The boys have held up incredibly well under all this. They took to their new living quarters like champs and have embraced their new reality at a full gallop. I can see signs of stress in each of them, but they're being open and talking about it and I think that really helps. I've seen more tears - especially when it starts to rain. Lochlan has been fixating on various things which is always difficult. Kelton decided to cut his own hair because he was hot and the results were... memorable. Madigan has been quite emotional with strong emotions in both directions. Declan has been supportive and caring, but I can see the weight literally making his shoulders a little lower. I had a come-apart yesterday. I had spent a couple hours washing the carpets with our obsolete, ear-splitting carpet cleaner. The carpets were (almost) spotless; then, Madigan came into the house with his boots covered in mud and... you guessed it. After an outburst of sobbing, I rallied myself and started re-cleaning the carpet, only for the carpet cleaner to give up and die. While scrubbing the mud out by hand, I cried some more. I realized that I was not crying about the carpet - not really. It was the reality that this incident reflected what so much of my life has felt like through this pretty wretched year. I have worked for years to make this place a refuge for our family, a place of beauty to return to when the going gets tough, when the challenges with Lochlan become too much, when darkness tries to consume. I have tended the gardens, pulled millions of weeds, moved thousands of rocks to make pathways, built fences... to watch it wash away in one flash flood. 

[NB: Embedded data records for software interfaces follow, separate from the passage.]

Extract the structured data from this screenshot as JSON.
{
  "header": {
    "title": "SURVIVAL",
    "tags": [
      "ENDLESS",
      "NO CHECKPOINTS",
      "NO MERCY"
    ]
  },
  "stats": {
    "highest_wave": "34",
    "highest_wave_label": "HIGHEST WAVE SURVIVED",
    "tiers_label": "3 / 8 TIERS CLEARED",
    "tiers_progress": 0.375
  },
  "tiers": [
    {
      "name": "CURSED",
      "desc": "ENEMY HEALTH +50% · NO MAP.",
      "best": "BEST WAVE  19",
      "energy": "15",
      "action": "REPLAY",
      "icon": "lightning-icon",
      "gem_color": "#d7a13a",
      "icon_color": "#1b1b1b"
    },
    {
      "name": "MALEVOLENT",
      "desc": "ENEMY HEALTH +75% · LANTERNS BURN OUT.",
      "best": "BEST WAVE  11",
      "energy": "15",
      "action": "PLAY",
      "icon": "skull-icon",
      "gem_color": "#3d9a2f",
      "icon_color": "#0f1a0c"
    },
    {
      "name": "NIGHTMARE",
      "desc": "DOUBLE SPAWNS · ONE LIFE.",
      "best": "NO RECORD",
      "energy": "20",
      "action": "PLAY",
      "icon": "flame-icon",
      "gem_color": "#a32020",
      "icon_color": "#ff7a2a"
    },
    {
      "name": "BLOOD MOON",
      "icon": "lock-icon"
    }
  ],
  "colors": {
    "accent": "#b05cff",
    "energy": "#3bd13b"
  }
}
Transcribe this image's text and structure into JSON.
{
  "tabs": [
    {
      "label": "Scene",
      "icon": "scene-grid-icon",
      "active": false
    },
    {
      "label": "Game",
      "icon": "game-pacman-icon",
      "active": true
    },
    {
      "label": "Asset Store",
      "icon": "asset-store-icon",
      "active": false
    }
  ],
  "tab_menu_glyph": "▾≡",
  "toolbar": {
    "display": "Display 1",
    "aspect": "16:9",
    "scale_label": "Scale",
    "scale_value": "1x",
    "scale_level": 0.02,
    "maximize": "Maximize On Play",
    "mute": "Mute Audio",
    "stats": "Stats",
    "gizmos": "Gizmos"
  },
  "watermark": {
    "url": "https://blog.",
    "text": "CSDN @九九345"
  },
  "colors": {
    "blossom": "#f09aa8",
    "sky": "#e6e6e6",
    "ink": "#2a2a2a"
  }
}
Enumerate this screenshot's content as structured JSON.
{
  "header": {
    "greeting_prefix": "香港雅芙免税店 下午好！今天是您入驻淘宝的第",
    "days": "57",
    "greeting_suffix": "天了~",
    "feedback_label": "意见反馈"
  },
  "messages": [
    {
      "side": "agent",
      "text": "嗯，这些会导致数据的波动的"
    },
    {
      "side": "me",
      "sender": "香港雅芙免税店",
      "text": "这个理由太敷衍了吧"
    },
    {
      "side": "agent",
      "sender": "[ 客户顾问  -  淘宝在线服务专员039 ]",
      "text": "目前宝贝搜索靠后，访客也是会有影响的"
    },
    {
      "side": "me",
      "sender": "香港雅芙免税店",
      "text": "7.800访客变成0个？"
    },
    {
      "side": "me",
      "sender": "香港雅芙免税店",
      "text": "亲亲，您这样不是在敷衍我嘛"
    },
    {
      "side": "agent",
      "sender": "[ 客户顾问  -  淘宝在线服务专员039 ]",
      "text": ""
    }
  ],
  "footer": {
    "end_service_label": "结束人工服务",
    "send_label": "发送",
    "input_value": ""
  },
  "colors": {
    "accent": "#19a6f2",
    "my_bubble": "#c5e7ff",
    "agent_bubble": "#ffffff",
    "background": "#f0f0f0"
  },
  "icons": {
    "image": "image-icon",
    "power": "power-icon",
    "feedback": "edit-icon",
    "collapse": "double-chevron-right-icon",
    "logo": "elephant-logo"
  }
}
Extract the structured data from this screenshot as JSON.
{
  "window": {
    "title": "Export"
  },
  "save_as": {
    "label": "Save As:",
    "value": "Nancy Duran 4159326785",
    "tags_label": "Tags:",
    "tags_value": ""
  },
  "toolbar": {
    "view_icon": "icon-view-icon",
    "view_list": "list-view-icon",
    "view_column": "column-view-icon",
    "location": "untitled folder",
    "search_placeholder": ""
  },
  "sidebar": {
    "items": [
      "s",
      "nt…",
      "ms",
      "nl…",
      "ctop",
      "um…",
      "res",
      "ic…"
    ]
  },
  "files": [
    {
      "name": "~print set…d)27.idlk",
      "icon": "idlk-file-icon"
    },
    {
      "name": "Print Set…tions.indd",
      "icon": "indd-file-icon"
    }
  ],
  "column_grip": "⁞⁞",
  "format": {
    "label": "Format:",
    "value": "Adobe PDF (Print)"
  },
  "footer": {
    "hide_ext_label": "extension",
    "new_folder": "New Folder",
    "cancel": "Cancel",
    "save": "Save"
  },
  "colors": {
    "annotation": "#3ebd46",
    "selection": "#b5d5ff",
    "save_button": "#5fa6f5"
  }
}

But, I believe that suffering is never for nothing. I am to work diligently, to put my heart and soul into the things that are placed before me to do. The ultimate outcome of that work is not necessarily in my ability to determine. I am to teach my children to love well and to keep walking forward when all the world hurls itself against them. This life seems to be very much about the molding of our hearts through the process of suffering. We may not know in our lifetime why these things are required of us. I beg God to be merciful, but ultimately He is not obligated to be so. His goodness is everlasting though everything around us perish. He is moving in the unseen, so even when my confidence is shaken and fear crawls into my heart, I know that I am not alone. 

We need the rain to grow the things that are needed above us on the mountain. I consider the aspen groves that may grow abundantly upon our present burn scar. Perhaps our present suffering will bless future generations who will find hope and life in golden forests of aspen.